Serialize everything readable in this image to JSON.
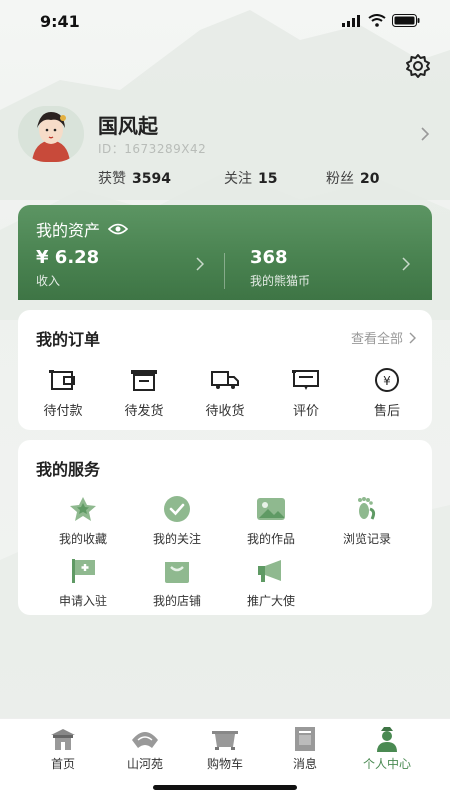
{
  "status_bar": {
    "time": "9:41"
  },
  "profile": {
    "name": "国风起",
    "id_text": "ID：1673289X42",
    "stats": [
      {
        "label": "获赞",
        "value": "3594"
      },
      {
        "label": "关注",
        "value": "15"
      },
      {
        "label": "粉丝",
        "value": "20"
      }
    ]
  },
  "assets": {
    "title": "我的资产",
    "income_value": "¥ 6.28",
    "income_label": "收入",
    "coins_value": "368",
    "coins_label": "我的熊猫币"
  },
  "orders": {
    "title": "我的订单",
    "view_all": "查看全部",
    "items": [
      {
        "label": "待付款",
        "icon": "wallet-icon"
      },
      {
        "label": "待发货",
        "icon": "package-icon"
      },
      {
        "label": "待收货",
        "icon": "truck-icon"
      },
      {
        "label": "评价",
        "icon": "comment-icon"
      },
      {
        "label": "售后",
        "icon": "yen-icon"
      }
    ]
  },
  "services": {
    "title": "我的服务",
    "items": [
      {
        "label": "我的收藏",
        "icon": "star-icon"
      },
      {
        "label": "我的关注",
        "icon": "check-icon"
      },
      {
        "label": "我的作品",
        "icon": "image-icon"
      },
      {
        "label": "浏览记录",
        "icon": "footprint-icon"
      },
      {
        "label": "申请入驻",
        "icon": "flag-icon"
      },
      {
        "label": "我的店铺",
        "icon": "shop-icon"
      },
      {
        "label": "推广大使",
        "icon": "megaphone-icon"
      }
    ]
  },
  "tabbar": {
    "items": [
      {
        "label": "首页",
        "icon": "home-icon",
        "active": false
      },
      {
        "label": "山河苑",
        "icon": "fan-icon",
        "active": false
      },
      {
        "label": "购物车",
        "icon": "cart-icon",
        "active": false
      },
      {
        "label": "消息",
        "icon": "message-icon",
        "active": false
      },
      {
        "label": "个人中心",
        "icon": "person-icon",
        "active": true
      }
    ]
  },
  "colors": {
    "accent": "#4a8351",
    "active_tab": "#4a8a52"
  }
}
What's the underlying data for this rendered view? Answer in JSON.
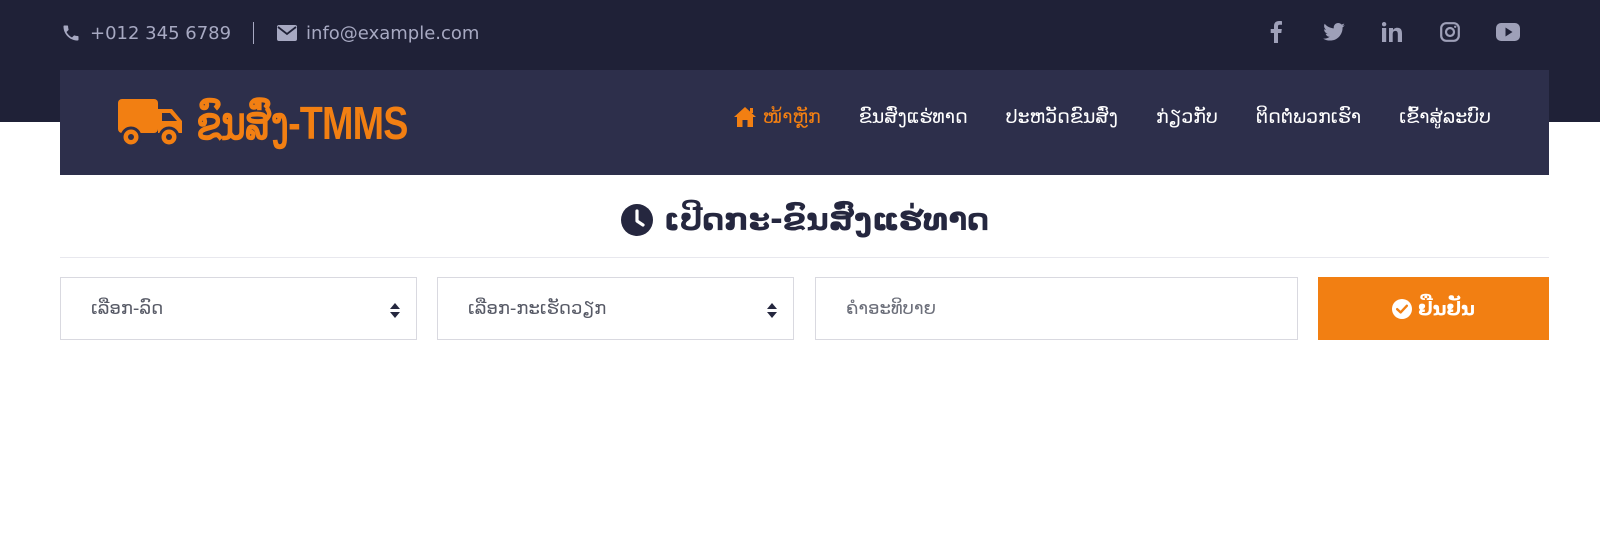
{
  "topbar": {
    "phone": "+012 345 6789",
    "email": "info@example.com",
    "social_icons": [
      "facebook-icon",
      "twitter-icon",
      "linkedin-icon",
      "instagram-icon",
      "youtube-icon"
    ]
  },
  "brand": {
    "name": "ຂົນສົ່ງ-TMMS",
    "icon": "truck-icon"
  },
  "nav": {
    "items": [
      {
        "label": "ໜ້າຫຼັກ",
        "active": true,
        "icon": "home-icon"
      },
      {
        "label": "ຂົນສົ່ງແຮ່ທາດ"
      },
      {
        "label": "ປະຫວັດຂົນສົ່ງ"
      },
      {
        "label": "ກ່ຽວກັບ"
      },
      {
        "label": "ຕິດຕໍ່ພວກເຮົາ"
      },
      {
        "label": "ເຂົ້າສູ່ລະບົບ"
      }
    ]
  },
  "page": {
    "title": "ເປີດກະ-ຂົນສົ່ງແຮ່ທາດ",
    "title_icon": "clock-icon"
  },
  "form": {
    "car_select": {
      "value": "ເລືອກ-ລົດ"
    },
    "work_select": {
      "value": "ເລືອກ-ກະເຮັດວຽກ"
    },
    "description": {
      "placeholder": "ຄຳອະທິບາຍ"
    },
    "confirm_label": "ຢືນຢັນ"
  },
  "colors": {
    "topbar": "#1f2137",
    "navbar": "#2d2f4b",
    "accent": "#f27f12",
    "text_dark": "#25273f"
  }
}
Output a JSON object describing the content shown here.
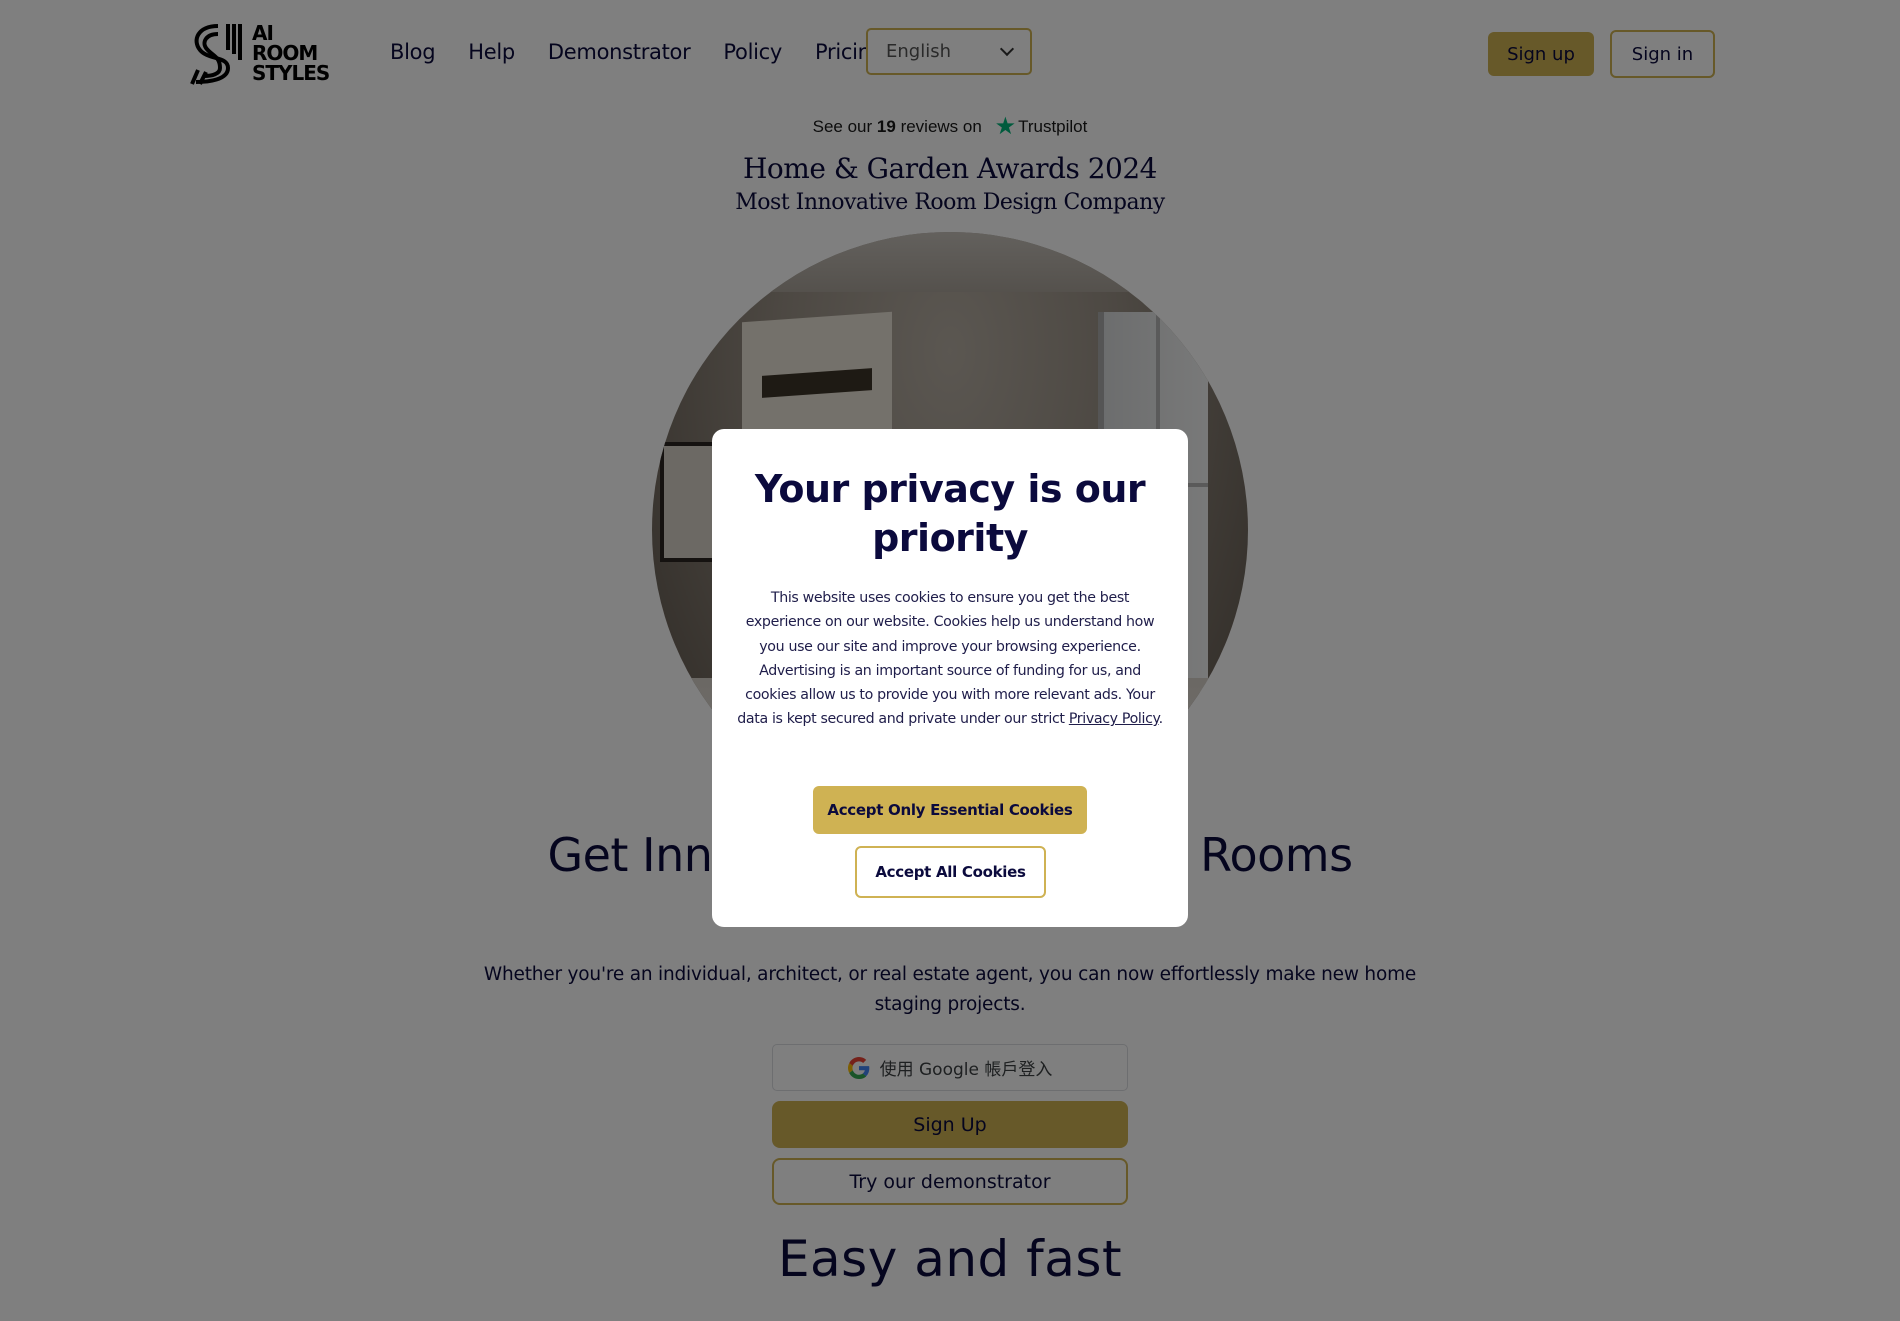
{
  "header": {
    "logo_lines": [
      "AI",
      "ROOM",
      "STYLES"
    ],
    "nav": [
      "Blog",
      "Help",
      "Demonstrator",
      "Policy",
      "Pricing"
    ],
    "language": {
      "selected": "English",
      "icon": "chevron-down-icon"
    },
    "signup_label": "Sign up",
    "signin_label": "Sign in"
  },
  "trustpilot": {
    "prefix": "See our",
    "count": "19",
    "middle": "reviews on",
    "brand": "Trustpilot",
    "icon": "star-icon",
    "brand_color": "#00b67a"
  },
  "award": {
    "title": "Home & Garden Awards 2024",
    "subtitle": "Most Innovative Room Design Company"
  },
  "hero": {
    "heading_visible_left": "Get Inno",
    "heading_visible_right": "Rooms",
    "intro": "Whether you're an individual, architect, or real estate agent, you can now effortlessly make new home staging projects.",
    "google_label": "使用 Google 帳戶登入",
    "signup_label": "Sign Up",
    "demo_label": "Try our demonstrator"
  },
  "section2": {
    "heading": "Easy and fast"
  },
  "cookie_modal": {
    "title": "Your privacy is our priority",
    "body": "This website uses cookies to ensure you get the best experience on our website. Cookies help us understand how you use our site and improve your browsing experience. Advertising is an important source of funding for us, and cookies allow us to provide you with more relevant ads. Your data is kept secured and private under our strict",
    "link_label": "Privacy Policy",
    "body_end": ".",
    "essential_label": "Accept Only Essential Cookies",
    "all_label": "Accept All Cookies"
  },
  "colors": {
    "accent": "#cfb253",
    "text": "#0b0a3d",
    "overlay": "rgba(0,0,0,0.5)"
  }
}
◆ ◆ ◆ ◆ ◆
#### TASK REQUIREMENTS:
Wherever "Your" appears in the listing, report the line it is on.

#### TASK OUTPUT:
    "title": "Your privacy is our priority",
    "body": "This website uses cookies to ensure you get the best experience on our website. Cookies help us understand how you use our site and improve your browsing experience. Advertising is an important source of funding for us, and cookies allow us to provide you with more relevant ads. Your data is kept secured and private under our strict",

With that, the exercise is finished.